• [Exercise objective]: Scanning the entries below, copy every line that contains the word "read".

Stored items
========

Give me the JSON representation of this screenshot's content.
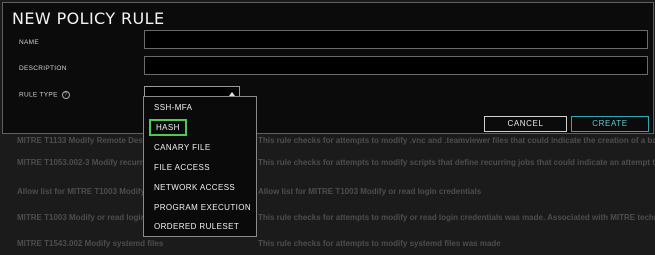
{
  "modal": {
    "title": "NEW POLICY RULE",
    "name_label": "NAME",
    "description_label": "DESCRIPTION",
    "rule_type_label": "RULE TYPE",
    "rule_type_value": "",
    "cancel_label": "CANCEL",
    "create_label": "CREATE"
  },
  "dropdown": {
    "options": [
      "SSH-MFA",
      "HASH",
      "CANARY FILE",
      "FILE ACCESS",
      "NETWORK ACCESS",
      "PROGRAM EXECUTION",
      "ORDERED RULESET"
    ],
    "selected": "HASH",
    "highlight_color": "#53c653"
  },
  "background_rows": [
    {
      "name": "MITRE T1133 Modify Remote Desk",
      "description": "This rule checks for attempts to modify .vnc and .teamviewer files that could indicate the creation of a back"
    },
    {
      "name": "MITRE T1053.002-3 Modify recurri",
      "description": "This rule checks for attempts to modify scripts that define recurring jobs that could indicate an attempt to"
    },
    {
      "name": "Allow list for MITRE T1003 Modify",
      "description": "Allow list for MITRE T1003 Modify or read login credentials"
    },
    {
      "name": "MITRE T1003 Modify or read login",
      "description": "This rule checks for attempts to modify or read login credentials was made. Associated with MITRE technique"
    },
    {
      "name": "MITRE T1543.002 Modify systemd files",
      "description": "This rule checks for attempts to modify systemd files was made"
    }
  ],
  "colors": {
    "accent": "#2fa8b5",
    "modal_bg": "#0b0b0b"
  }
}
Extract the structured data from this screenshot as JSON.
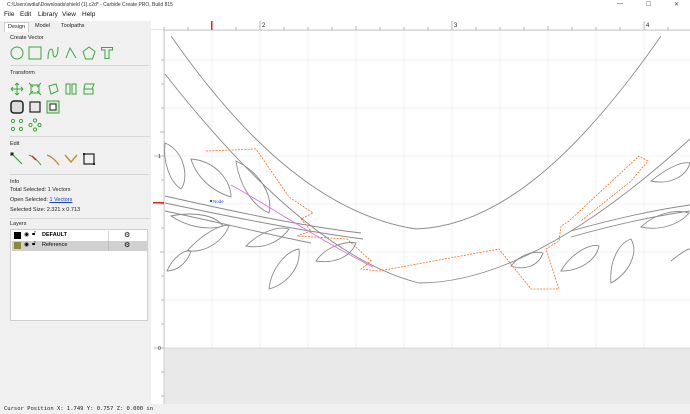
{
  "window": {
    "title": "C:\\Users\\wdlal\\Downloads\\shield (1).c2d* - Carbide Create PRO, Build 815",
    "controls": [
      "—",
      "☐",
      "✕"
    ]
  },
  "menu": [
    "File",
    "Edit",
    "Library",
    "View",
    "Help"
  ],
  "tabs": [
    "Design",
    "Model",
    "Toolpaths"
  ],
  "panel": {
    "create_vector": "Create Vector",
    "transform": "Transform",
    "edit": "Edit",
    "info": "Info",
    "total_selected_label": "Total Selected:",
    "total_selected_value": "1 Vectors",
    "open_selected_label": "Open Selected:",
    "open_selected_value": "1 Vectors",
    "selected_size_label": "Selected Size:",
    "selected_size_value": "2.321 x 0.713",
    "layers": "Layers"
  },
  "layers": [
    {
      "name": "DEFAULT",
      "color": "#000000",
      "selected": false
    },
    {
      "name": "Reference",
      "color": "#8a8a3a",
      "selected": true
    }
  ],
  "ruler": {
    "top_labels": [
      "2",
      "3",
      "4"
    ],
    "left_labels": [
      "1",
      "0"
    ]
  },
  "canvas": {
    "node_label": "Node"
  },
  "status": {
    "cursor": "Cursor Position X: 1.749 Y: 0.757 Z: 0.000 in"
  },
  "colors": {
    "accent_green": "#3aa83a",
    "toolpath_orange": "#ff6a1a",
    "selection_magenta": "#e26ae2",
    "ruler_marker": "#e02020"
  }
}
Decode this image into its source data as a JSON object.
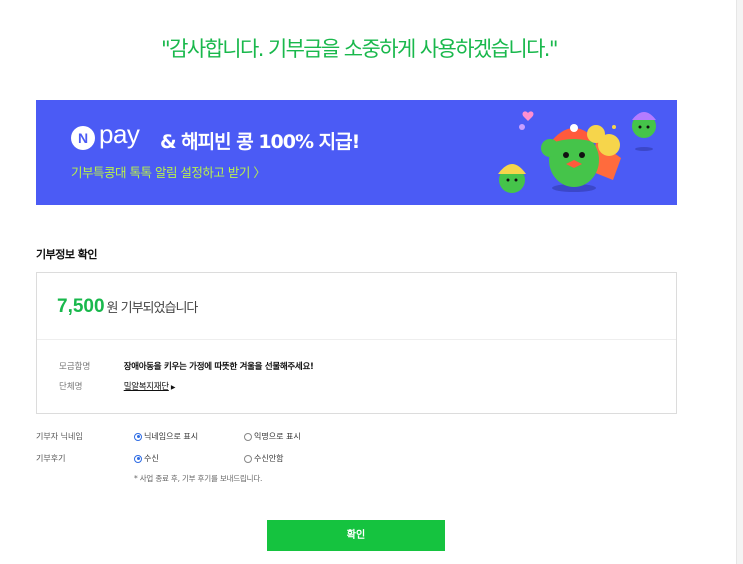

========

• [Reply to the task]:
      "description": "Allow list for MITRE T1003 Modify or read login credentials"
      "name": "MITRE T1003 Modify or read login",
      "description": "This rule checks for attempts to modify or read login credentials was made. Associated with MITRE technique"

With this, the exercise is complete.